I get asked all the time, “Does my Home get enough Sun for Solar?
I always say it depends on the trees. One of the key steps in going solar is to evaluate how much sun you get on your roof. Solar panels should receive approximately five to six hours of direct sunlight daily.
Most homeowners already know where they get sun, and where they don’t. Often, it’s trees that give them the most problem in getting sun. You know where the trees cast shade on your home!
But what do you do if you have trees that shade your roof? First, recognize that some shade is fine for going solar. Then use these three tips:
Tip #1: You are not losing your tree line!
Trees are personal. At New York State Solar Farm, we understand and would like you to keep as many trees as possible as you go solar. To do this, it is good to remember that most homes have more than enough trees. They grow in tiers. Removing the trees closest to the roof are in the closest tier. You will still have a tree line when you’re done. Trees behind the trees you remove are still a good tree line.
Taking away the first row of trees closest to your roof will give your yard and your roof more sun for solar. Remember the farther away trees will still be there to give you a great tree view.
Tip #2: The 80/20 Rule
We’ve all heard this rule before. The 80/20 rule. 20% of the activity delivers 80% of the result. No surprise – It’s true for tree removal too!
First step is to focus on the main trees closest to where your solar panels will see the sun. South is the most powerful direction for solar production, but east and west roofs can be good too. If each roof has a few trees that shade, you’ll get 80% of your increase in sun just by taking down 20% of the trees that shade the most. It is often just 1 main tree per roof.
At New York State Solar Farm, we can provide you with a tree consultation service, and also some good advice on which trees provide the best return for your solar savings.
A simple technique is to “circle” the large trees closest to the roof using Google Earth or Google Maps. Look to the east, where the sun rises, and visualize the sun moving towards the west-sunset. Circle the main trees close to the house the sun could go behind!
You can draw lines across trees that are less important (the 80%). Tree services will sometimes take down these trees for free.
Tip #3: Shop Around
Save big on tree removal costs by shopping around. Invite many arborists to take a look. Prices vary greatly based on if the tree cutters are in the area already. Ask them when they’ll be around for a better price. May offer cash discounts. Finally, find out when they are less busy. Prices can be 40-50% lower when you are flexible on timing.
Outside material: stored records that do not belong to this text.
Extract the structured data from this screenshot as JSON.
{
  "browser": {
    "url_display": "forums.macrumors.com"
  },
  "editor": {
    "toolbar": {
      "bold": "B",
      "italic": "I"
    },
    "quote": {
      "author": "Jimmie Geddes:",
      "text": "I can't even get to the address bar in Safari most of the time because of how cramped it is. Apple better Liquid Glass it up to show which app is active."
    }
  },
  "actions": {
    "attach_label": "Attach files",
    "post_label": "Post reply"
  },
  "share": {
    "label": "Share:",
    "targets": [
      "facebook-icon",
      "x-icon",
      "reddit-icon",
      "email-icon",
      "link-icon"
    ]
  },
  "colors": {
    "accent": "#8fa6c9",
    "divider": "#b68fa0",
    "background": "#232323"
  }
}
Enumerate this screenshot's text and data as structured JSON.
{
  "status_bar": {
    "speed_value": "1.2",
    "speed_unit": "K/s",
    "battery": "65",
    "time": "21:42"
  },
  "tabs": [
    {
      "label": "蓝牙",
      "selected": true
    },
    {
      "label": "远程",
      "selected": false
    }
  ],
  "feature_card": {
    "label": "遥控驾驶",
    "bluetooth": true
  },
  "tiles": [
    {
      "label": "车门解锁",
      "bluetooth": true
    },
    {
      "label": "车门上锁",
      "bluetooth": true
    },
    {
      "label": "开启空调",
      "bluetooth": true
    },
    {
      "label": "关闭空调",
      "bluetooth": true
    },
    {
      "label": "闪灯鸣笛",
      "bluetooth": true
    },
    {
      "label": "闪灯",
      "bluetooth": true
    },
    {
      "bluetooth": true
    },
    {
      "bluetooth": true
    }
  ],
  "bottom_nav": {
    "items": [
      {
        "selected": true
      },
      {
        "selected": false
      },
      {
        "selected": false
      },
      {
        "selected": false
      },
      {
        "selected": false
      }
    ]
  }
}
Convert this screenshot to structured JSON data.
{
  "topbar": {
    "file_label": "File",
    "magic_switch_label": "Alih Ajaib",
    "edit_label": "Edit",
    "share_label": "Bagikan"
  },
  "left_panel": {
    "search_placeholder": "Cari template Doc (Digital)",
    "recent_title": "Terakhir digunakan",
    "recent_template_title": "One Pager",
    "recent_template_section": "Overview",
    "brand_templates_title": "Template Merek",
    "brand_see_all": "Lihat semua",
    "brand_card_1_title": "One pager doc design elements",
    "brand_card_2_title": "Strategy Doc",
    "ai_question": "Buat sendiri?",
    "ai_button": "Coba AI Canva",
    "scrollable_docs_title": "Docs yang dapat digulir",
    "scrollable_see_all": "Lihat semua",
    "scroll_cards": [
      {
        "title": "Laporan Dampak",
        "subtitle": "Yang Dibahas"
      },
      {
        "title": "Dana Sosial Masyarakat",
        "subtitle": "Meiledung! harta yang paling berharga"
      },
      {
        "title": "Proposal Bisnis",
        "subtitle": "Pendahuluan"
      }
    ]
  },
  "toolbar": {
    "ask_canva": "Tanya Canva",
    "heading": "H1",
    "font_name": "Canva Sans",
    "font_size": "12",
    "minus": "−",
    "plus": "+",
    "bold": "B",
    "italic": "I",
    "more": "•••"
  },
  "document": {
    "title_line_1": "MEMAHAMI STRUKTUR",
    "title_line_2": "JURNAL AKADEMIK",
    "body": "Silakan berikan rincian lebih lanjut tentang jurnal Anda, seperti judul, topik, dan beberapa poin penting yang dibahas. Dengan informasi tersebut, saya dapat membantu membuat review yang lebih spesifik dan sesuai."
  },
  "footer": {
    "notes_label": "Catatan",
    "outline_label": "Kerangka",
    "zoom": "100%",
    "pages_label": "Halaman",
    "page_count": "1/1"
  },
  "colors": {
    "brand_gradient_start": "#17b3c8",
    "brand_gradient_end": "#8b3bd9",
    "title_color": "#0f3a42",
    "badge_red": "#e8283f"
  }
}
Even the most shaded homes can go solar with a little tree removal. Remember, your solar system will always save the equivalent of more trees than you take down as a result of reducing carbon emissions. You will also save more money on your energy bills than it will cost to take down the trees by allowing your roof more sun access. So don’t let a few trees stand in your way. Going solar when you have tree shade is very doable!
Sr. Solar Consultant – New York State Solar Farm
5 Settlers Court Poughkeepsie, NY 12603